» Source data:
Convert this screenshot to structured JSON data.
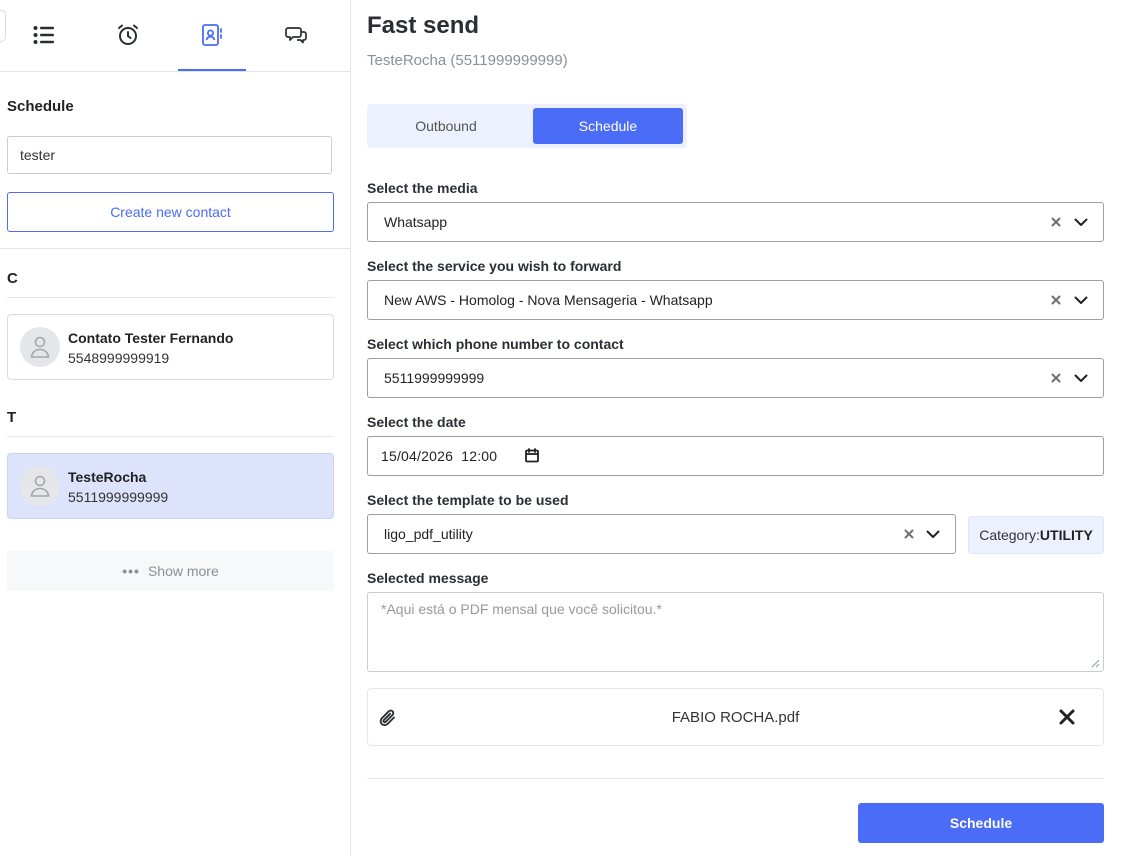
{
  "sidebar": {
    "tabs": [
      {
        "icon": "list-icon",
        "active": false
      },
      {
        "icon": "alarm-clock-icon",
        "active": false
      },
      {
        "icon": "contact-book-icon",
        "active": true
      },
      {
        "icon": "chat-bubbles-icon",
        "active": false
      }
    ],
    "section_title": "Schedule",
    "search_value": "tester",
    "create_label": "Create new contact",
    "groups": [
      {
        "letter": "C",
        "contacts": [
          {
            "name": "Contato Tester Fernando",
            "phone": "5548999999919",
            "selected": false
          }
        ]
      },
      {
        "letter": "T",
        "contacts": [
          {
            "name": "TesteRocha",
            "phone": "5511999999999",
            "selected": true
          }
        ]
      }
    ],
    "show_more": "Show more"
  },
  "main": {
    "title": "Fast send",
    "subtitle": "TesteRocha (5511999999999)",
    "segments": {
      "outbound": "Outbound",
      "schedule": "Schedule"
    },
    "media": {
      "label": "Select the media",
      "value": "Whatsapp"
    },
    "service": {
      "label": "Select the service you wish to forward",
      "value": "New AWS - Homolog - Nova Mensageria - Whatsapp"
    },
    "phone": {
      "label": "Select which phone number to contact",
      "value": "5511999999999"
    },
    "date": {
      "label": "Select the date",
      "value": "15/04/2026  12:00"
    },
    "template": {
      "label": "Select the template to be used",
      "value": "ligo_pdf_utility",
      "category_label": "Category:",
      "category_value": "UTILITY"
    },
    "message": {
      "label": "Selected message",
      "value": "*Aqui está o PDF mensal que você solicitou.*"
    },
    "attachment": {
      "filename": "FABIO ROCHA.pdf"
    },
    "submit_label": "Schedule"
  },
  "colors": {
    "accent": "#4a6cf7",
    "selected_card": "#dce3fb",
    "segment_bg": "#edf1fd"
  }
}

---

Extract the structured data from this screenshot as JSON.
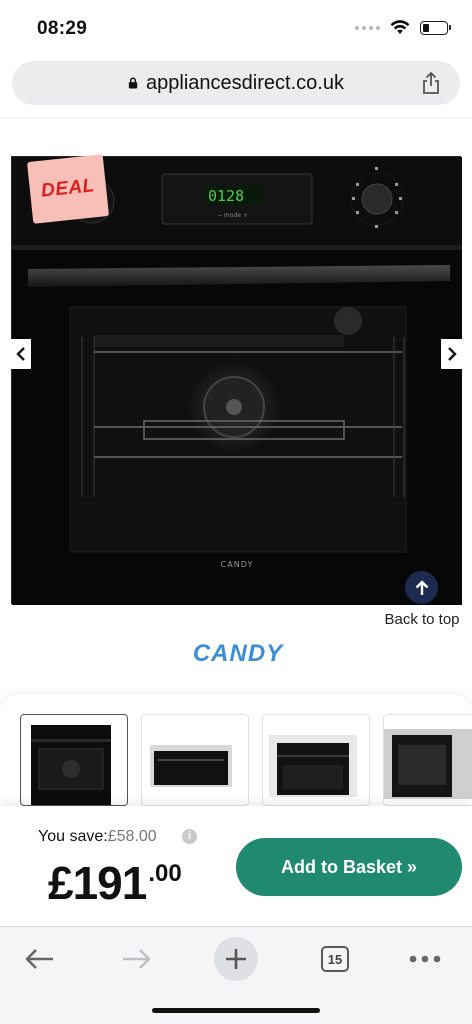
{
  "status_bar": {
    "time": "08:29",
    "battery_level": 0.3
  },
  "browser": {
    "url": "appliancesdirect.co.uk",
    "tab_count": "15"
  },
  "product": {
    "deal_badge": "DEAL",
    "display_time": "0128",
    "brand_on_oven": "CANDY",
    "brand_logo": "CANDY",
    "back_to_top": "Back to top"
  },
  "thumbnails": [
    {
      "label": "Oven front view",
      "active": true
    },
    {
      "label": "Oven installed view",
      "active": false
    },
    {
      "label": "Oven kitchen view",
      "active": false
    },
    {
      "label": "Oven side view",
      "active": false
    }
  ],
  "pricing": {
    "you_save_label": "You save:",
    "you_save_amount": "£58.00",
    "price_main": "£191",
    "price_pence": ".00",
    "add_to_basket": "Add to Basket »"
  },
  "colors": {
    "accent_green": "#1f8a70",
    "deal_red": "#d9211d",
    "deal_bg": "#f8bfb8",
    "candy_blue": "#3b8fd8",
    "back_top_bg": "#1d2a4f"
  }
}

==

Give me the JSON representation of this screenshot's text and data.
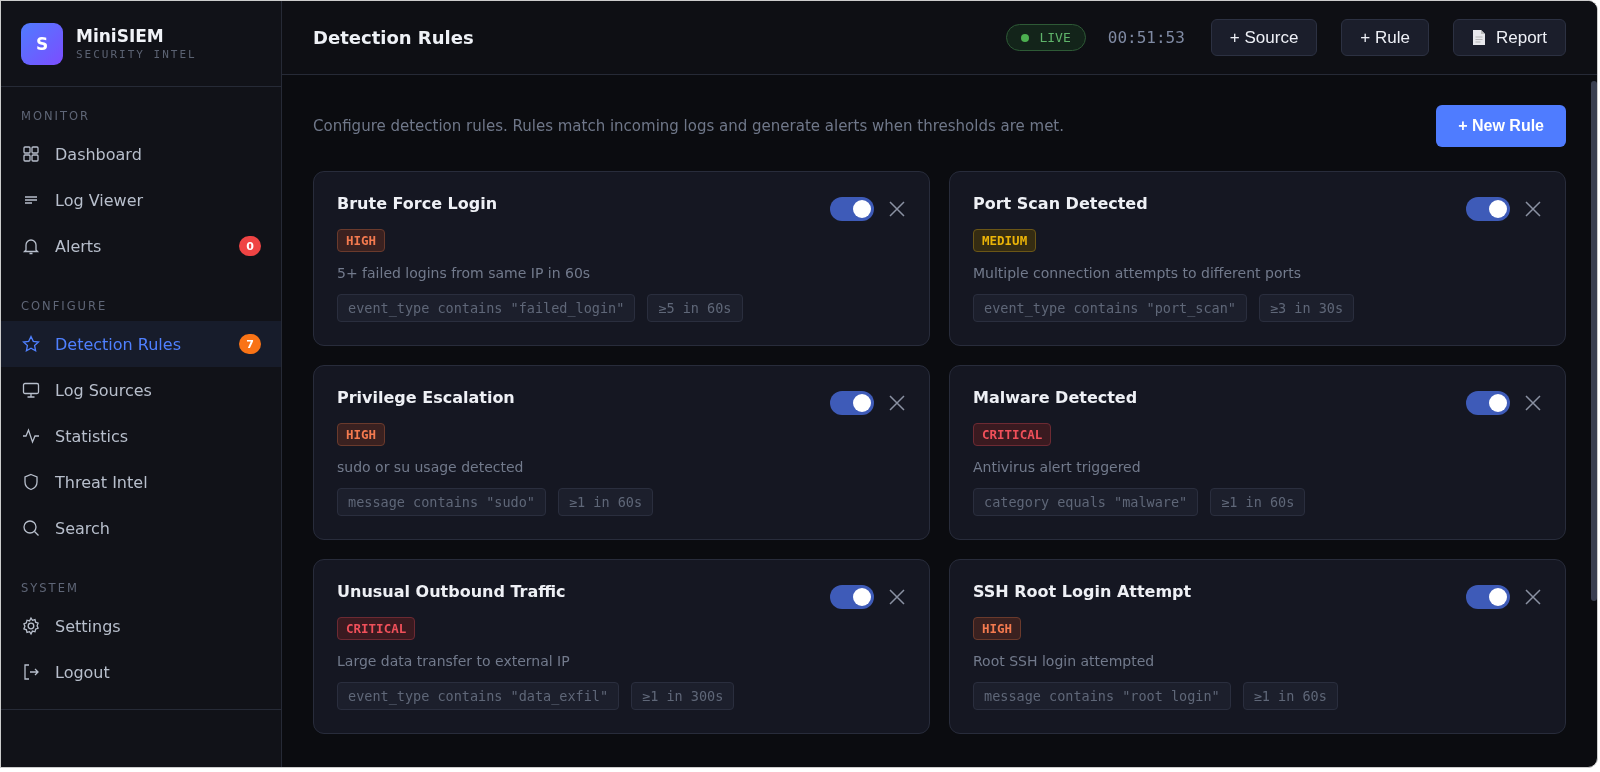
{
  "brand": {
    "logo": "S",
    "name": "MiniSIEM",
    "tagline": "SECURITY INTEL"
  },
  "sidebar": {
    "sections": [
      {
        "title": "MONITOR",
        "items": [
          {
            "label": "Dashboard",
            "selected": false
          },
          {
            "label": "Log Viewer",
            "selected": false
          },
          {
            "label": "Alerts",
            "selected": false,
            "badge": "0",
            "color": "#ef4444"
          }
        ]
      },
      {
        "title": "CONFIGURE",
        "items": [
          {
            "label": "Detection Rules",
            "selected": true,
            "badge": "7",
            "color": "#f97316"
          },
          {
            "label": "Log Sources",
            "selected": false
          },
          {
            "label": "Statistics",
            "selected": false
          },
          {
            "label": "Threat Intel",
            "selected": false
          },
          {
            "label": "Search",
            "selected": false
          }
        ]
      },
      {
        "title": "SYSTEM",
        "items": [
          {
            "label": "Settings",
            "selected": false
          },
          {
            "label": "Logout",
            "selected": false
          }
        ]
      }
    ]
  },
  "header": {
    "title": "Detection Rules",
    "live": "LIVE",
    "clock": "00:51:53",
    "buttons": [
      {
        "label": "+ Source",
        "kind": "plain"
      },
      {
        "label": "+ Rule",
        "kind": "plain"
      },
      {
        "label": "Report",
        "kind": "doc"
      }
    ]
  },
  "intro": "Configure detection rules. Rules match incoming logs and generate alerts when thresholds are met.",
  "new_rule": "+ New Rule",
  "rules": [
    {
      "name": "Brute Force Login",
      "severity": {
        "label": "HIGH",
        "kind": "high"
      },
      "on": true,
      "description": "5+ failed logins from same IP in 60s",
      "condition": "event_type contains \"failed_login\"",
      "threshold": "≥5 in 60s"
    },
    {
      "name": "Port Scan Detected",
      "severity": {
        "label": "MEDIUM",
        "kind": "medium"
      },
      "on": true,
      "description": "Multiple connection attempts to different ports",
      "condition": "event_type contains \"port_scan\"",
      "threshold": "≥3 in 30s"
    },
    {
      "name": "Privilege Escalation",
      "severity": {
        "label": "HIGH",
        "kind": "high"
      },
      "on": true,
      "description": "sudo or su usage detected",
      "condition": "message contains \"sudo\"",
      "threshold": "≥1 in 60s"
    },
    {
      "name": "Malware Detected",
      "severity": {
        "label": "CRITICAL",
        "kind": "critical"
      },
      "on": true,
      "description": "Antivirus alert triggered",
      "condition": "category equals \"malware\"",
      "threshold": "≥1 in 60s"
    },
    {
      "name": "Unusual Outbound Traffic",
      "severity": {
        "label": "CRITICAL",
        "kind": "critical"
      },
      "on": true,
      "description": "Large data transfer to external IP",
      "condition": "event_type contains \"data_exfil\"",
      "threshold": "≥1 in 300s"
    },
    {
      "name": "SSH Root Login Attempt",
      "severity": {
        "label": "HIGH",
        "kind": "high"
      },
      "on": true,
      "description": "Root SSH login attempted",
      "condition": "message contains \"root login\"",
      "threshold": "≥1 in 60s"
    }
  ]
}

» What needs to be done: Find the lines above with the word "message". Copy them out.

» Written answer:
    "message": {
      "label": "Selected message",
      "condition": "message contains \"sudo\"",
      "condition": "message contains \"root login\"",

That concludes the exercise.